# HOW TO COMPLETE THIS TASK:
All lines of the data shown below should be output exactly as they stand.

Content starts

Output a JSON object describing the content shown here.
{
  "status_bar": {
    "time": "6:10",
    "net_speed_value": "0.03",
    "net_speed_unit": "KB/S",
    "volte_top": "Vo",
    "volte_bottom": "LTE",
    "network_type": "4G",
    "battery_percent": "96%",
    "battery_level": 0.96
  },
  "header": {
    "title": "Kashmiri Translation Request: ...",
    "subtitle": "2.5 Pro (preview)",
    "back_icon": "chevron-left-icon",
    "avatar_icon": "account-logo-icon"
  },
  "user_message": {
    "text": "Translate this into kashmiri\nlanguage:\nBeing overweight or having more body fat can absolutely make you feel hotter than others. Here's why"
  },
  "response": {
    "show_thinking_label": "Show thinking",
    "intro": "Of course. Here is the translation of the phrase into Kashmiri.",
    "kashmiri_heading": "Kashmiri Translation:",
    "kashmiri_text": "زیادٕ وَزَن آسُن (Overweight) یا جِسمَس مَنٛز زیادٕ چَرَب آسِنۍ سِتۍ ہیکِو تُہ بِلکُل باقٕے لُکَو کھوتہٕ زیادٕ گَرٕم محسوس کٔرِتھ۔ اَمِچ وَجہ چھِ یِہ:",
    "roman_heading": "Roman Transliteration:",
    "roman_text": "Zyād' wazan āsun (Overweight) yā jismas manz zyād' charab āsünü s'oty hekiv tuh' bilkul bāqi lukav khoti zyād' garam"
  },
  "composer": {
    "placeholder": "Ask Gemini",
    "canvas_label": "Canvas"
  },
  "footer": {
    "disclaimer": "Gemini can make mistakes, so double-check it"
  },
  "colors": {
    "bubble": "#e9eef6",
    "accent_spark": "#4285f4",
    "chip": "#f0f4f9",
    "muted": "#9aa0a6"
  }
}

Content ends

# EXERCISE ANSWER:
Output a JSON object describing the content shown here.
{
  "status_bar": {
    "time": "6:10",
    "net_speed_value": "0.03",
    "net_speed_unit": "KB/S",
    "volte_top": "Vo",
    "volte_bottom": "LTE",
    "network_type": "4G",
    "battery_percent": "96%",
    "battery_level": 0.96
  },
  "header": {
    "title": "Kashmiri Translation Request: ...",
    "subtitle": "2.5 Pro (preview)",
    "back_icon": "chevron-left-icon",
    "avatar_icon": "account-logo-icon"
  },
  "user_message": {
    "text": "Translate this into kashmiri\nlanguage:\nBeing overweight or having more body fat can absolutely make you feel hotter than others. Here's why"
  },
  "response": {
    "show_thinking_label": "Show thinking",
    "intro": "Of course. Here is the translation of the phrase into Kashmiri.",
    "kashmiri_heading": "Kashmiri Translation:",
    "kashmiri_text": "زیادٕ وَزَن آسُن (Overweight) یا جِسمَس مَنٛز زیادٕ چَرَب آسِنۍ سِتۍ ہیکِو تُہ بِلکُل باقٕے لُکَو کھوتہٕ زیادٕ گَرٕم محسوس کٔرِتھ۔ اَمِچ وَجہ چھِ یِہ:",
    "roman_heading": "Roman Transliteration:",
    "roman_text": "Zyād' wazan āsun (Overweight) yā jismas manz zyād' charab āsünü s'oty hekiv tuh' bilkul bāqi lukav khoti zyād' garam"
  },
  "composer": {
    "placeholder": "Ask Gemini",
    "canvas_label": "Canvas"
  },
  "footer": {
    "disclaimer": "Gemini can make mistakes, so double-check it"
  },
  "colors": {
    "bubble": "#e9eef6",
    "accent_spark": "#4285f4",
    "chip": "#f0f4f9",
    "muted": "#9aa0a6"
  }
}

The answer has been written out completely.